My Lords, I am not sure I can follow the noble Lord, Lord Addington, down his road. However, I refer to the debt felt by the noble Baroness, Lady McIntosh, to the Bible. I share that debt, particularly to the Old Testament. I would add to that Shakespeare, Wagner and a dash of Freud, and then probably one knows as much about human nature as one is likely to learn.
The most reverend Primate encouraged us to find foundations—to look for the basis on which we make our enduring progress and to find it. While doing that, we must make sure that we carry our values along with us. That is a deep search in order that people shall achieve the fullest life that is available to them. He urged us to reject utilitarianism. I am rereading Dickens and I have just read Hard Times. Mr Gradgrind was completely pinned down by utilitarianism. The mess that was made of his two older children, one a girl and the other a boy, takes a bit of reading. I thoroughly recommend it if noble Lords want to study the failure of education.
When we are troubled by what is happening now, we should remember that things are a lot better than they were in the 1850s and 1860s. It was a muddle and remains a muddle, but the question is: how are we coping? The conclusion of this debate so far is that too many people are not coping. So, again, I look for a foundation. One is that everyone is on a journey of their own. When we think about what is happening to them, we need to remember their individuality—not to take it too far, but to remember it.
We must remember that the word “education” comes from a Latin word which means “to draw out”. On this journey, with parents, teachers, friends and colleagues, we are asking at the beginning: who is this individual? The individual comes, after quite a short period, to ask: who am I? Then we continue the dialogue, with the debate, “That is who you think you are, but who are you?”. So people discover themselves. While schools play an important part in this process, it is only a part and we should remember that very strongly. The society that we get will result from this dialogue as individuals find their way on their journeys. It is a preparation for them to be able to recognise opportunities and threats and to come to see who we are, and what we can and cannot do, so that we are able to make the judgments and choices that face us.

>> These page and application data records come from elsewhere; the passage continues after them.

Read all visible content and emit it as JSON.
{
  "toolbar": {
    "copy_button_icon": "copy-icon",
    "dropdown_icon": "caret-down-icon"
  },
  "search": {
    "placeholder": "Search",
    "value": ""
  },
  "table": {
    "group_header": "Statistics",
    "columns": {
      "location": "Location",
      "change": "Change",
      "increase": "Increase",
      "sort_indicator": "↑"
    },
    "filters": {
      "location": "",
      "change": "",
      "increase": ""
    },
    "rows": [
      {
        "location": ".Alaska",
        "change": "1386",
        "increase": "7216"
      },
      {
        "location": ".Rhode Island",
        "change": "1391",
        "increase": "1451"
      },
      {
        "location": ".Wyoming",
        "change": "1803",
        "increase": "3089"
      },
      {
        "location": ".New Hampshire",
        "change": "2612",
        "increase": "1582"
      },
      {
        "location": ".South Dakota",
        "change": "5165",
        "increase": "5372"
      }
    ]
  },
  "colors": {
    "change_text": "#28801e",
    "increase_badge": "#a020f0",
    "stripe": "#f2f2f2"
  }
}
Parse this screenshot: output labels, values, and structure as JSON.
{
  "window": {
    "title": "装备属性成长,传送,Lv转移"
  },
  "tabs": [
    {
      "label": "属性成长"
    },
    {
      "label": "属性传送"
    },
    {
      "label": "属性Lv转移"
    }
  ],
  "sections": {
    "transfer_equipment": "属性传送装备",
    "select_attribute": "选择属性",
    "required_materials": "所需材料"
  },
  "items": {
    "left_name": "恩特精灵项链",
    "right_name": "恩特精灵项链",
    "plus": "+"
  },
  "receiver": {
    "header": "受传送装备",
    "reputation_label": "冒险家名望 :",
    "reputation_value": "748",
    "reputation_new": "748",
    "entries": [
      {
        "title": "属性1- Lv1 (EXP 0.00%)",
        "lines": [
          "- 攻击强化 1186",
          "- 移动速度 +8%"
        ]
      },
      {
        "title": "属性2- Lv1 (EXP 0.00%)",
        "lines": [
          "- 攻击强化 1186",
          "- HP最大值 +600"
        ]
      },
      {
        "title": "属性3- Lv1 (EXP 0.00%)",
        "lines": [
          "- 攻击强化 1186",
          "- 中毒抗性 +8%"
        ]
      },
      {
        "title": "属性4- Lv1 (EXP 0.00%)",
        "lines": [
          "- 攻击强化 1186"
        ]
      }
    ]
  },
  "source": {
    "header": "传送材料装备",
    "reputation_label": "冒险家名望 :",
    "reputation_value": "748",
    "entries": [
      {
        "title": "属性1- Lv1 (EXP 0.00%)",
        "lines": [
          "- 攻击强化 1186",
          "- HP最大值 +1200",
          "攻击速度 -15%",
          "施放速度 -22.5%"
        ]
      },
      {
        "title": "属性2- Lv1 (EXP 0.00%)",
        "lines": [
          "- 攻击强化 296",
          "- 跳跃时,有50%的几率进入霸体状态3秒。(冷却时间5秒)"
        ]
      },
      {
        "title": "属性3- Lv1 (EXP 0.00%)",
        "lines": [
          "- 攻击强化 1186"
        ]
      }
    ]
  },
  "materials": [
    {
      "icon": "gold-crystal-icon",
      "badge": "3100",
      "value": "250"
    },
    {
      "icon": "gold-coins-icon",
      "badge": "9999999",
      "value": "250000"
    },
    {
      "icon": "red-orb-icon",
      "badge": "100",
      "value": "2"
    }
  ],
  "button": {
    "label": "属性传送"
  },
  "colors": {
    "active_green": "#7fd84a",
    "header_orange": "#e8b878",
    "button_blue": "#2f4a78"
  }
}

The second foundation, which has been much referred to, is lifelong education. At my time, I would describe it as getting through a long life. In doing that, we can only do our best to cope, particularly with change. We should continue to find what we know and what we do not know, and we should recognise that there are many things we do not know that we do not know, and that the last big circle of the unknown is constantly increasing.
My final illustration of change is to mention a lad in Harvard, aged 19, who started writing programs. Some 13 years later, those programs are Facebook and all its subsidiaries. For someone with great-grandchildren, it is a fairly shattering thought that that could be done and that it could have the effect it is having with 2 billion users. The company was established 13 years ago, which is not much more than half a generation. I also reflect that on the agenda for discussion in my village in north Yorkshire is an item headed “drones”. They are of great importance around the village of Moulton. If ever there was a time to look for and find foundations, it must be now. We should continue our search.